- **REQUIRED WORK**
Tally up the lines below with "caption" in them. Answer with the number only.

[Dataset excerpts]
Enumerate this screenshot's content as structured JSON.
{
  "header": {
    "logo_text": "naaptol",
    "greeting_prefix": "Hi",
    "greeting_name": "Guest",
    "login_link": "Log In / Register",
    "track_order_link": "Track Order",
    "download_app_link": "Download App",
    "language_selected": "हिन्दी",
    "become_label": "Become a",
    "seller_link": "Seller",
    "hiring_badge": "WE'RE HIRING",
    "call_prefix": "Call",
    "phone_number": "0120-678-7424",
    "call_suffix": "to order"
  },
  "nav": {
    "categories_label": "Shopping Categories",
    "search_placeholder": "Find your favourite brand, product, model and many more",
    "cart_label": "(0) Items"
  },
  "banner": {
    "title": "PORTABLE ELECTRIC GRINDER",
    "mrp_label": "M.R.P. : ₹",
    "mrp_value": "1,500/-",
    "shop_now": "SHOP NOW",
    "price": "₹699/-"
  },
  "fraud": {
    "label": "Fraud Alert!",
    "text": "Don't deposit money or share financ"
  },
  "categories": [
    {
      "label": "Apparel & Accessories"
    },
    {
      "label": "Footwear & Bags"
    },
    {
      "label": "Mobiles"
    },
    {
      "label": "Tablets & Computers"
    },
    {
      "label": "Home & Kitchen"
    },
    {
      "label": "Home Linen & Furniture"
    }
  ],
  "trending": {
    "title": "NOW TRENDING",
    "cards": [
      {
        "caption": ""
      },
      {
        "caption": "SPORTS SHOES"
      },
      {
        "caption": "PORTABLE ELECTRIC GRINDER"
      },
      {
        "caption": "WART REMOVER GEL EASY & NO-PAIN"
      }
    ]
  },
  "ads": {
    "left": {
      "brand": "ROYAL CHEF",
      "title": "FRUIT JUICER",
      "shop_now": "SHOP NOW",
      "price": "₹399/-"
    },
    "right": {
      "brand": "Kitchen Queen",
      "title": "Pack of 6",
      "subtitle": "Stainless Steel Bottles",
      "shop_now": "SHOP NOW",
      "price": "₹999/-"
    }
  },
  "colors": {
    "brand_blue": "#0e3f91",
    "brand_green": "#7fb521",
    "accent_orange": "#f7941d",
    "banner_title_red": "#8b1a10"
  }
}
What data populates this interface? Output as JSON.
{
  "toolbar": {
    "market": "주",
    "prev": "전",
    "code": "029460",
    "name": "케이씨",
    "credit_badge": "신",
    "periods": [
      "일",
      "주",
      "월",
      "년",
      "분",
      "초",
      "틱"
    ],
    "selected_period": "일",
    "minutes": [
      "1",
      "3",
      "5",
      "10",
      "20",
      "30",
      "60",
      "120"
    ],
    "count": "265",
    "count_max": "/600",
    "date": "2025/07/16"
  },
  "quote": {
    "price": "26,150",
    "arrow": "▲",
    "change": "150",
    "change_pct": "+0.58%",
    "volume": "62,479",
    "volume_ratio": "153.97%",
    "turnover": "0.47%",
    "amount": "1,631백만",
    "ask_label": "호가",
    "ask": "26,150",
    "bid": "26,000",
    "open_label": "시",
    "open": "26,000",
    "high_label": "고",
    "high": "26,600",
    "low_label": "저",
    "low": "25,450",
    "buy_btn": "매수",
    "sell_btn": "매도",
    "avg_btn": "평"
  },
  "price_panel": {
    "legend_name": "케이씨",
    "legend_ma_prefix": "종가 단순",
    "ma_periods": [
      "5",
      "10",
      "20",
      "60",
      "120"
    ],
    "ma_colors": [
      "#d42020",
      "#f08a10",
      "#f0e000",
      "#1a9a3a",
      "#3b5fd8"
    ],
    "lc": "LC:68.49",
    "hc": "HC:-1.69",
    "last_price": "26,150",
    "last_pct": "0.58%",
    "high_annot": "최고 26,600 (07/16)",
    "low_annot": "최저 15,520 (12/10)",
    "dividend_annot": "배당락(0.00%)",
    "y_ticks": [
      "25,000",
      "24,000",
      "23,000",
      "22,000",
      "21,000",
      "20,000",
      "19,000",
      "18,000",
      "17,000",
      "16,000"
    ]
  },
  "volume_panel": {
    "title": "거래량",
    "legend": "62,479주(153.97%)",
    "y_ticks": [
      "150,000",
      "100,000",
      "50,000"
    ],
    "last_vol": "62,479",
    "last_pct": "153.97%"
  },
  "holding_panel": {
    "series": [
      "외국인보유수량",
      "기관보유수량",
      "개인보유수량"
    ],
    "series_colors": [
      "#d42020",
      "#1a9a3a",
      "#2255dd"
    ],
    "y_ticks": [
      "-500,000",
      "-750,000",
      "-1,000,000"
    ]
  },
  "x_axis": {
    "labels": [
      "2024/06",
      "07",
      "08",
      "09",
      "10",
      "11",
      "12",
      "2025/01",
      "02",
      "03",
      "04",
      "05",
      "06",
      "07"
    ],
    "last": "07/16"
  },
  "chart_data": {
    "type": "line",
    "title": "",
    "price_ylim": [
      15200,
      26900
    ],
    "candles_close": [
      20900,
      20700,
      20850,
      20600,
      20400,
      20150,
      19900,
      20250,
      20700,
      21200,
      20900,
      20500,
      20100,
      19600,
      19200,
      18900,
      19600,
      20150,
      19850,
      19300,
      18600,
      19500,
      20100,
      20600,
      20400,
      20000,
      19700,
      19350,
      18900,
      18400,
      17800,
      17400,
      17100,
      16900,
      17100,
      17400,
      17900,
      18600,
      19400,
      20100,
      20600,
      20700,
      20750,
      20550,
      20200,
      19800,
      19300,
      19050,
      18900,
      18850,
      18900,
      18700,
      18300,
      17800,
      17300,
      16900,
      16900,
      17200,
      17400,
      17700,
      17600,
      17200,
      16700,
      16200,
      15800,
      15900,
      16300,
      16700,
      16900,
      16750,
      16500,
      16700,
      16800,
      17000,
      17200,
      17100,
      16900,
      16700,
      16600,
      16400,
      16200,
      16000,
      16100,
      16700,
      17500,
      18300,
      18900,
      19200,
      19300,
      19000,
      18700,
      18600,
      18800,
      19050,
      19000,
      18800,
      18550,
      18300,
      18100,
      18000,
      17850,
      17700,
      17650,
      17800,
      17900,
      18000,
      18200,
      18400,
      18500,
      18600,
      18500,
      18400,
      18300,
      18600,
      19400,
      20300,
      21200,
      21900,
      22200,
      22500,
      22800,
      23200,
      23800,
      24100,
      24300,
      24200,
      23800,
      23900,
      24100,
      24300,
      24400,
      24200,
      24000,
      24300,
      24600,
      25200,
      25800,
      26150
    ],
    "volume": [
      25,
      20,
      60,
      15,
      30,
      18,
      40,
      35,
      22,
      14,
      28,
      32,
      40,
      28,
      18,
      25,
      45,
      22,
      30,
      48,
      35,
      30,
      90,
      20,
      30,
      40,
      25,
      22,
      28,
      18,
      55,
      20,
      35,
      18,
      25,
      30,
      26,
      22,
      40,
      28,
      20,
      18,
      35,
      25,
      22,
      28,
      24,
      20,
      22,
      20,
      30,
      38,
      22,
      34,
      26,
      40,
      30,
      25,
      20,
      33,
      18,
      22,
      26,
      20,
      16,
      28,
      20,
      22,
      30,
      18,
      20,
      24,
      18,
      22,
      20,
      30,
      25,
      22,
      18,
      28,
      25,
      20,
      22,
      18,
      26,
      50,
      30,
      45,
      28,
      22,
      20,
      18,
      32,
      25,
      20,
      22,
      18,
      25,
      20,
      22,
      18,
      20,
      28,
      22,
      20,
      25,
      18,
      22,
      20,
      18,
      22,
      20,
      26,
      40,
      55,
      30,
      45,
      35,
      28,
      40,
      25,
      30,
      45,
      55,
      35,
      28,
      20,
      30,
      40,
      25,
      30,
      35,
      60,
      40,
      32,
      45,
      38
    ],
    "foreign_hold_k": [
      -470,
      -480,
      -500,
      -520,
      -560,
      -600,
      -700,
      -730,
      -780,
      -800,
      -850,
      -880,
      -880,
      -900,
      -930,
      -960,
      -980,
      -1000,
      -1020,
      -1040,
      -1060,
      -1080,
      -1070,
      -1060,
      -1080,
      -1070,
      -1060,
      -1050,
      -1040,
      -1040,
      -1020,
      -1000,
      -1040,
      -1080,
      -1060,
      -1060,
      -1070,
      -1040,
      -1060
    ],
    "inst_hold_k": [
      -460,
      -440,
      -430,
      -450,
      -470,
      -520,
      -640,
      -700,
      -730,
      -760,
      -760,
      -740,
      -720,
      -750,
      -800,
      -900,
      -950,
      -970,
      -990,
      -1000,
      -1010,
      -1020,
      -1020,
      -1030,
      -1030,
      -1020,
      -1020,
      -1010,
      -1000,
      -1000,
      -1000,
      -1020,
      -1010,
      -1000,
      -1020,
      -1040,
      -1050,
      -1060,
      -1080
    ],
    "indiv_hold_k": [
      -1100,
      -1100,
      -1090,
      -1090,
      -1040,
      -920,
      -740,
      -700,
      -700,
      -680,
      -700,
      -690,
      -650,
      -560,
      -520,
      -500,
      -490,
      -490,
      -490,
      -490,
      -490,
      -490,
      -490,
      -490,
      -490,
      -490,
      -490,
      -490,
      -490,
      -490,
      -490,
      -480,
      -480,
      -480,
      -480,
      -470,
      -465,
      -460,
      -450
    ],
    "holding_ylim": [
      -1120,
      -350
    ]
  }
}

- **RESPONSE AREA**
4